• Assignment:
This exercise asks for every line of the material that includes the word "placeholder".

• Provided entries:
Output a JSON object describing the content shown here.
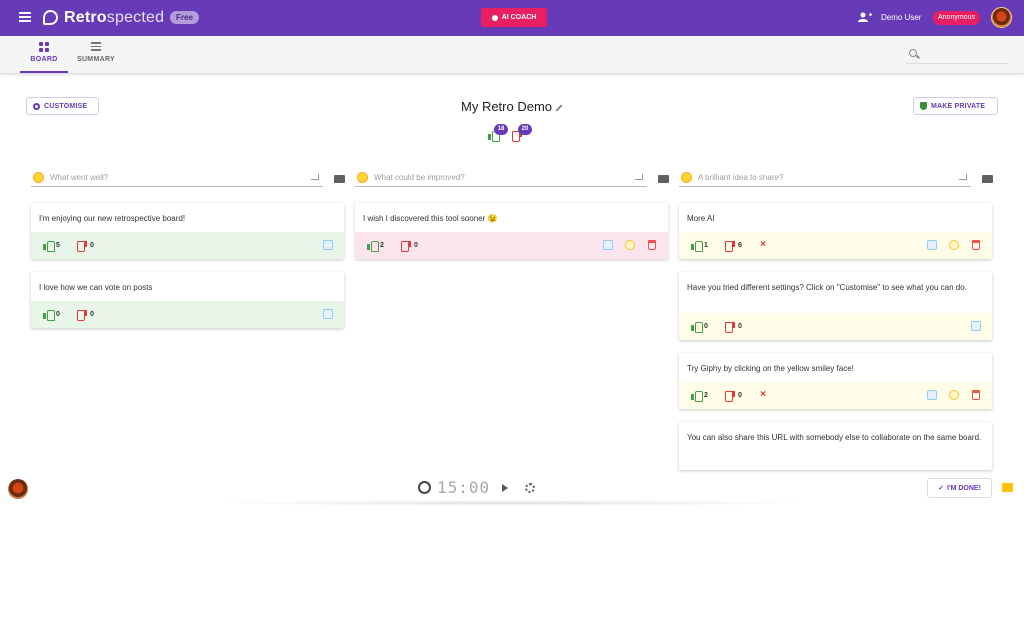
{
  "app": {
    "brand_bold": "Retro",
    "brand_light": "spected",
    "free_label": "Free",
    "ai_coach_label": "AI COACH",
    "user_name": "Demo User",
    "user_badge": "Anonymous"
  },
  "tabs": [
    {
      "label": "BOARD",
      "icon": "board-grid-icon",
      "active": true
    },
    {
      "label": "SUMMARY",
      "icon": "list-icon",
      "active": false
    }
  ],
  "search": {
    "placeholder": ""
  },
  "board": {
    "title": "My Retro Demo",
    "customise_label": "CUSTOMISE",
    "make_private_label": "MAKE PRIVATE",
    "total_up": "18",
    "total_down": "20"
  },
  "columns": [
    {
      "placeholder": "What went well?",
      "color": "#e8f5e9",
      "cards": [
        {
          "text": "I'm enjoying our new retrospective board!",
          "up": "5",
          "down": "0"
        },
        {
          "text": "I love how we can vote on posts",
          "up": "0",
          "down": "0"
        }
      ]
    },
    {
      "placeholder": "What could be improved?",
      "color": "#fce4ec",
      "cards": [
        {
          "text": "I wish I discovered this tool sooner 😉",
          "up": "2",
          "down": "0"
        }
      ]
    },
    {
      "placeholder": "A brilliant idea to share?",
      "color": "#fffde7",
      "cards": [
        {
          "text": "More AI",
          "up": "1",
          "down": "6"
        },
        {
          "text": "Have you tried different settings? Click on \"Customise\" to see what you can do.",
          "up": "0",
          "down": "0"
        },
        {
          "text": "Try Giphy by clicking on the yellow smiley face!",
          "up": "2",
          "down": "0"
        },
        {
          "text": "You can also share this URL with somebody else to collaborate on the same board.",
          "up": "",
          "down": ""
        }
      ]
    }
  ],
  "footer": {
    "timer": "15:00",
    "done_label": "I'M DONE!"
  },
  "colors": {
    "primary": "#673ab7",
    "accent": "#e91e63"
  }
}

• Exercise solution:
    "placeholder": ""
      "placeholder": "What went well?",
      "placeholder": "What could be improved?",
      "placeholder": "A brilliant idea to share?",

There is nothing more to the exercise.